■ What is expected ■
Each line must appear in the answer exactly as it does in the data.

Items listed in a dataset
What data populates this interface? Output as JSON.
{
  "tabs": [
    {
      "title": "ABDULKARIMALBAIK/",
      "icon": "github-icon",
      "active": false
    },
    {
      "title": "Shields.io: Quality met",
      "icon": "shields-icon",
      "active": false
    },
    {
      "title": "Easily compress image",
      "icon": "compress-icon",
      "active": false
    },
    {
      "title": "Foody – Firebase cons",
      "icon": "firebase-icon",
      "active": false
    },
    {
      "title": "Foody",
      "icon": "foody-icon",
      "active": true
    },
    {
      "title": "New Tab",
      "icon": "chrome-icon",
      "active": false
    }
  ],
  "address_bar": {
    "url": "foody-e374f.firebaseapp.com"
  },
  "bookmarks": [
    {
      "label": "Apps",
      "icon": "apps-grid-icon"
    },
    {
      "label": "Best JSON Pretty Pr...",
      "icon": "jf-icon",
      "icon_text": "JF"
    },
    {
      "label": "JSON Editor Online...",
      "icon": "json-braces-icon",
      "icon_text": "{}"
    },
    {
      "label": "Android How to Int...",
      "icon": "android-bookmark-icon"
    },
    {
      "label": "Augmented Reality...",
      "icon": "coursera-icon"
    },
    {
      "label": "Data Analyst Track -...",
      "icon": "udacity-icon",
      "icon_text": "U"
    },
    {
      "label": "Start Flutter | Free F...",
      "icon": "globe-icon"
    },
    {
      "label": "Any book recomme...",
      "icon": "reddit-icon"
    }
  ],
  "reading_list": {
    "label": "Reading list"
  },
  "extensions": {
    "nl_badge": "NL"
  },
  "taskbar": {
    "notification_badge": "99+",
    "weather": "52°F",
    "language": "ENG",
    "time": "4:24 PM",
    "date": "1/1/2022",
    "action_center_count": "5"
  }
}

■ Finished exercise ■
What data populates this interface? Output as JSON.
{
  "tabs": [
    {
      "title": "ABDULKARIMALBAIK/",
      "icon": "github-icon",
      "active": false
    },
    {
      "title": "Shields.io: Quality met",
      "icon": "shields-icon",
      "active": false
    },
    {
      "title": "Easily compress image",
      "icon": "compress-icon",
      "active": false
    },
    {
      "title": "Foody – Firebase cons",
      "icon": "firebase-icon",
      "active": false
    },
    {
      "title": "Foody",
      "icon": "foody-icon",
      "active": true
    },
    {
      "title": "New Tab",
      "icon": "chrome-icon",
      "active": false
    }
  ],
  "address_bar": {
    "url": "foody-e374f.firebaseapp.com"
  },
  "bookmarks": [
    {
      "label": "Apps",
      "icon": "apps-grid-icon"
    },
    {
      "label": "Best JSON Pretty Pr...",
      "icon": "jf-icon",
      "icon_text": "JF"
    },
    {
      "label": "JSON Editor Online...",
      "icon": "json-braces-icon",
      "icon_text": "{}"
    },
    {
      "label": "Android How to Int...",
      "icon": "android-bookmark-icon"
    },
    {
      "label": "Augmented Reality...",
      "icon": "coursera-icon"
    },
    {
      "label": "Data Analyst Track -...",
      "icon": "udacity-icon",
      "icon_text": "U"
    },
    {
      "label": "Start Flutter | Free F...",
      "icon": "globe-icon"
    },
    {
      "label": "Any book recomme...",
      "icon": "reddit-icon"
    }
  ],
  "reading_list": {
    "label": "Reading list"
  },
  "extensions": {
    "nl_badge": "NL"
  },
  "taskbar": {
    "notification_badge": "99+",
    "weather": "52°F",
    "language": "ENG",
    "time": "4:24 PM",
    "date": "1/1/2022",
    "action_center_count": "5"
  }
}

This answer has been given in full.